## WORK TO COMPLETE
Every line of the listing that contains the word "chevron" is to be copied out.

### DATASET EXCERPTS ###

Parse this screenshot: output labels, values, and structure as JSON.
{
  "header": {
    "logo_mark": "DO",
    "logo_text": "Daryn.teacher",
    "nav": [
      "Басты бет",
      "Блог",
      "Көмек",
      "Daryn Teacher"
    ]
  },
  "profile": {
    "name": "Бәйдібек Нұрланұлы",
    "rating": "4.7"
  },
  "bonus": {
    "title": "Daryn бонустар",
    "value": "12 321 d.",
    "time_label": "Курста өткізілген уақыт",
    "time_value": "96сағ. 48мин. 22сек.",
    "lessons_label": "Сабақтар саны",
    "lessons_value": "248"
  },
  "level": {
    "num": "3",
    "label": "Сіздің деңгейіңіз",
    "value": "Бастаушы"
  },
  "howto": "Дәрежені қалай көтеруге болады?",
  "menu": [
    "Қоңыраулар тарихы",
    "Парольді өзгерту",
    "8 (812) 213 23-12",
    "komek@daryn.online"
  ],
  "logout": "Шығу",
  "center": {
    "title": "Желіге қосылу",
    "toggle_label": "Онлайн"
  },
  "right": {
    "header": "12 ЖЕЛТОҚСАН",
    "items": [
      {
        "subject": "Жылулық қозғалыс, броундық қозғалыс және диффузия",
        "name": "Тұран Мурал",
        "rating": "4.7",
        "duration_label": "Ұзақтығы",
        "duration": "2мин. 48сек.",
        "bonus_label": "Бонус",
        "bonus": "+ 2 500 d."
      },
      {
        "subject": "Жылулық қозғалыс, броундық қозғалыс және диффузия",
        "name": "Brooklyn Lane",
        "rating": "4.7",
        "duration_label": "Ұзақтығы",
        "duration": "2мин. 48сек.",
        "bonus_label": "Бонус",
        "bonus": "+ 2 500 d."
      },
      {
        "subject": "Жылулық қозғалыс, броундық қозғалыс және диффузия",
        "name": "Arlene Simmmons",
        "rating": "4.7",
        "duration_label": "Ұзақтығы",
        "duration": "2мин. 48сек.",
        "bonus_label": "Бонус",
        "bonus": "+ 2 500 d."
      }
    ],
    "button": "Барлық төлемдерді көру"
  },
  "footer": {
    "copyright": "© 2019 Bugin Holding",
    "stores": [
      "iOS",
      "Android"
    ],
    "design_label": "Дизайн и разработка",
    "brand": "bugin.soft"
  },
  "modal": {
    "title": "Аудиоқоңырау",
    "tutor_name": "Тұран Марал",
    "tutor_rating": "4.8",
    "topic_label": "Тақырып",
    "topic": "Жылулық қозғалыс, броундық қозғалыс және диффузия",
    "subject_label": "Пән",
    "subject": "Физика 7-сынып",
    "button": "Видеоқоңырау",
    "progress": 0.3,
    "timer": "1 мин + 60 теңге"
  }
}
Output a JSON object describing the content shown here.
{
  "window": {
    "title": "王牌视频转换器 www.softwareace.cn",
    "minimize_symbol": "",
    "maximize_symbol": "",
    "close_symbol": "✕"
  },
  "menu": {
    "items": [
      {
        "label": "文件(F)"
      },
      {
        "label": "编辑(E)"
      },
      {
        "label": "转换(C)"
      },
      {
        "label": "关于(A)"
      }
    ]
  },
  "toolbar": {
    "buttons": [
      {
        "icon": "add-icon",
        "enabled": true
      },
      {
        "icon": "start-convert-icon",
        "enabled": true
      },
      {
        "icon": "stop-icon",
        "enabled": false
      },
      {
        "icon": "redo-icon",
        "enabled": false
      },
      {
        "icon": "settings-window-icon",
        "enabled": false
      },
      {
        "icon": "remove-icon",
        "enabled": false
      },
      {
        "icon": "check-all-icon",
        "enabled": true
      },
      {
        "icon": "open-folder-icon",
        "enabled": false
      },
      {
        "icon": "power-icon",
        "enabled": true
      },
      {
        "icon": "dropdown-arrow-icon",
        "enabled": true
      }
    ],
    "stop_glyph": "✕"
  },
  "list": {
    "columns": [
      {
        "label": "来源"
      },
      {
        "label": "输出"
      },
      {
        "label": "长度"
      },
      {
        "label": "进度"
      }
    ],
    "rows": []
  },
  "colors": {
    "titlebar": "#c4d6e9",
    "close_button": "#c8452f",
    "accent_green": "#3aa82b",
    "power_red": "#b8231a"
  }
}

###
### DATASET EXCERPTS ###

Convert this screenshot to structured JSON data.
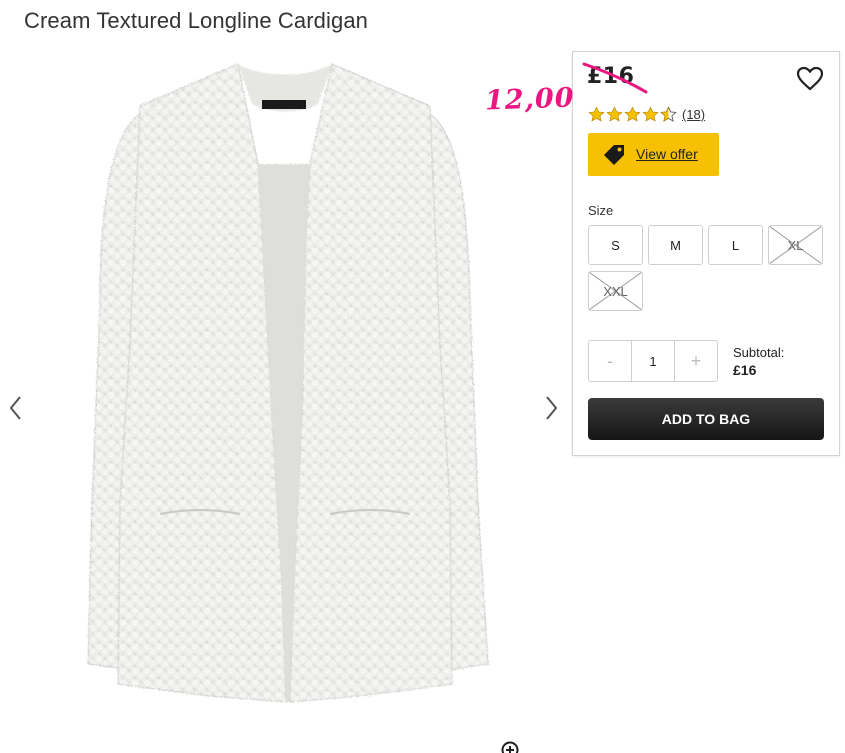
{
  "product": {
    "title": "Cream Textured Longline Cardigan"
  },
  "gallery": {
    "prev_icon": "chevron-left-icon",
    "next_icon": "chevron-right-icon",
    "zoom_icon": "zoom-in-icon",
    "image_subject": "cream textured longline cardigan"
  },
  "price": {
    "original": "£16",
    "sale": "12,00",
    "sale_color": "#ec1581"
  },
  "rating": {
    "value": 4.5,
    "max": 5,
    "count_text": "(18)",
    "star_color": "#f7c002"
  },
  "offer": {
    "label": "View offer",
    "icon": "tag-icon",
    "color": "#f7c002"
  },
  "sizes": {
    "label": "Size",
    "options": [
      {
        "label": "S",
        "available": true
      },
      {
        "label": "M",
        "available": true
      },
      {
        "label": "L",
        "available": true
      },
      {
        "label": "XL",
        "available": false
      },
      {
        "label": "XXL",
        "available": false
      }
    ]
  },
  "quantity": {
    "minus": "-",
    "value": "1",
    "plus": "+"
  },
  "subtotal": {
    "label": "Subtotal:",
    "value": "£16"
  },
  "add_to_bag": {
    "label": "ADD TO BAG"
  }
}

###

## RESPONSE TO THE TASK
    "prev_icon": "chevron-left-icon",
    "next_icon": "chevron-right-icon",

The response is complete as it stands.